The waterfall trek is five miles round trip. Due to klutz-related delays the picnic/waterfall swim portion of the journey is abridged although I do manage to make it over some very treacherous rocks and swim a bit under a waterfall. Himself stays on the shore, drinks a beer and applies another heavy slather of sunblock. The swimming hole risk is totally gratuitous and I am emboldened by having taken the plunge. On the hike back to the river I keep up with the pack by following a young guy and mirroring his every step. Helen Reddy belts “I Am Woman” in the back of my mind.
There are headwinds and the kayak trip back down the river is arduous. We have learned however how to work in rhythm and as exhausting as the return journey is, there are fewer terrifying moments this leg.. We even relax enough to take in the spectacular scenery. We remain behind the others and toward the end fatigue sets in. The pier comes into view and by then we are just too exhausted to steer. The rest of the group think we backed the kayak into the slot on purpose but it is just dumb luck we make it there at all. We never would have agreed to participate in this trip if we'd known what was entailed. But having survived and actually pretty much enjoyed the experience, is a memory I will always cherish. Plus, the sunblock is 100% effective as Himself is still as pasty as ever.
The rest of the trip is less dramatic, having survived the ordeal we happily succumb to good food and beautiful scenery. I return to spend two days in the office and then travel to Loma Linda to have some teeth extracted. This is a few miles from Joe College's college and he is my designated caregiver. He drives me to my motel, fills my prescriptions and picks up provisions for a liquid diet. I am acutely aware of the role reversal and delighted by his graciousness and competence but I keep my trap shut. The boy hates it when I blather on about stuff like that. I spend two nights at the motel. One night actually would have sufficed but as I am unable to wear a front tooth flipper for two days so I decide to lay low. The second day the boy and I do some shopping in Redlands where missing front teeth are less conspicuous.
I guess one good thing about not writing so regularly is that there's more to write about when I do. And when I was not writing I spent time with Cari and her family.

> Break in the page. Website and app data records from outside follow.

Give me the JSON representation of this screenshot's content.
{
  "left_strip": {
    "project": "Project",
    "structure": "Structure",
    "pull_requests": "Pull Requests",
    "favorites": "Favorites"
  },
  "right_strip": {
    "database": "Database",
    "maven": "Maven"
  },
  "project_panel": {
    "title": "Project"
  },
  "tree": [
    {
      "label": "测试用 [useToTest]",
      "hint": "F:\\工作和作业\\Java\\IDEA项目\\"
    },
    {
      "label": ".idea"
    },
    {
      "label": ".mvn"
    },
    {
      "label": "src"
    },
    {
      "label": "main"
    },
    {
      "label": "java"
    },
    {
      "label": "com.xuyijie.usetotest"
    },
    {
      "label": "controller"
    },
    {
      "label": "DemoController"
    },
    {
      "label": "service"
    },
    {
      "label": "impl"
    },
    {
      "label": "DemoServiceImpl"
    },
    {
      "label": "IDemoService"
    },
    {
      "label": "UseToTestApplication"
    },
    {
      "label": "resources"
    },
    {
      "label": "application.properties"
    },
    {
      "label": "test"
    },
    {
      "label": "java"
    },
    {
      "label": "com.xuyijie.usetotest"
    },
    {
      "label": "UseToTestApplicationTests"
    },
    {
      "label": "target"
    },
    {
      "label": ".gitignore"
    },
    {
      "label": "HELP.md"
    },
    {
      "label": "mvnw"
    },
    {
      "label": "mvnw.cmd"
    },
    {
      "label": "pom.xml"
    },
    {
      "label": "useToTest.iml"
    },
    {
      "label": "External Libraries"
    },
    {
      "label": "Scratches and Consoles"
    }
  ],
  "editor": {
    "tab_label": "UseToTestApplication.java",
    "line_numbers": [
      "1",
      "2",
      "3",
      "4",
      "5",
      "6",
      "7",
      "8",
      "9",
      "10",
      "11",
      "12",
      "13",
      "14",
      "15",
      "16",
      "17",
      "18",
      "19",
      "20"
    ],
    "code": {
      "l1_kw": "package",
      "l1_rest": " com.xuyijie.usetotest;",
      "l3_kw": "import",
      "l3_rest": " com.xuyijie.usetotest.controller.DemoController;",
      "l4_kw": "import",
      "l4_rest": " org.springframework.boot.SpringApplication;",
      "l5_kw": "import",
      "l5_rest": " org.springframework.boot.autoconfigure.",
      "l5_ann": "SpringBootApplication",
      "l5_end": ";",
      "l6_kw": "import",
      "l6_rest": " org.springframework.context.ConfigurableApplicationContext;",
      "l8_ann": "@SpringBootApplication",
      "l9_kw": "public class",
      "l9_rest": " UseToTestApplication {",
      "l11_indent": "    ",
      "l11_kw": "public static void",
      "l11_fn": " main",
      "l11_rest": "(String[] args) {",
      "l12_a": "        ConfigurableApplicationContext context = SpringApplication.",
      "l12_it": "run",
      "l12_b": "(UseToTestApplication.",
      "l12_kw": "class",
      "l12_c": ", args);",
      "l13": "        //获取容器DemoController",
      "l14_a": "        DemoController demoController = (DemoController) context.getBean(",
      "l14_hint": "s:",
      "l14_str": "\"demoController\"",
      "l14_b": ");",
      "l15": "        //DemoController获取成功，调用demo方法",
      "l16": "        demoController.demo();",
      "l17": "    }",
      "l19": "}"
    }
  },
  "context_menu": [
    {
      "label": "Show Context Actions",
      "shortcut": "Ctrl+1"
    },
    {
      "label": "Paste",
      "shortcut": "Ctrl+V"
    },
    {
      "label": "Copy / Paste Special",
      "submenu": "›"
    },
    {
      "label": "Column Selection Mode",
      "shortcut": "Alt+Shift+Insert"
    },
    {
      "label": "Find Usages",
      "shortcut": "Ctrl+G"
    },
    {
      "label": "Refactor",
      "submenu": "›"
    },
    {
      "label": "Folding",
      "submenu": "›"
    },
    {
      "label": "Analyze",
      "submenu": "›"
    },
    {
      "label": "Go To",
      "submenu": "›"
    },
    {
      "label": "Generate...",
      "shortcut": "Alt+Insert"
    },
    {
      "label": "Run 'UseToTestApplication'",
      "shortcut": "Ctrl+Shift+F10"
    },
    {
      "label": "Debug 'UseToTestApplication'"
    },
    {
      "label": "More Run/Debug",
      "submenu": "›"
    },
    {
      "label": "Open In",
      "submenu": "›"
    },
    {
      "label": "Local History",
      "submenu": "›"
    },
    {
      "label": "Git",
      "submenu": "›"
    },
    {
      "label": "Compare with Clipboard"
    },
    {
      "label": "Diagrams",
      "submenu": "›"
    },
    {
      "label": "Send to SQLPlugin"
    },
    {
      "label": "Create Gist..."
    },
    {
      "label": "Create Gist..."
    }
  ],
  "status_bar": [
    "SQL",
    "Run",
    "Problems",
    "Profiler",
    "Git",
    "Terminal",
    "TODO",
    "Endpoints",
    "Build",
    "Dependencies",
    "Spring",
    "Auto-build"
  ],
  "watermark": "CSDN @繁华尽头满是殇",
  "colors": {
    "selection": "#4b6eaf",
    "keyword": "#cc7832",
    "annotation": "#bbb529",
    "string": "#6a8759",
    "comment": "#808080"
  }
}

I am reminded that the turmoil and grief my sister caused shouldn't overshadow what I loved about her. And when I was not writing Himself and I rowed in rhythm and traversed the jungle, all without sunburn. And when I wasn't writing I was nursed and cared for by my own son. And when I wasn't writing I felt so incredibly lucky that I couldn't wait to return to my keyboard here and express my gratitude.
Note: Himself is always scrupulous about crediting photos and artwork he uses. I am too lazy but I will note the photograph I used above, and so many other wonderful family photographs we've treasured over many years, was taken by the talented Mike Maginot.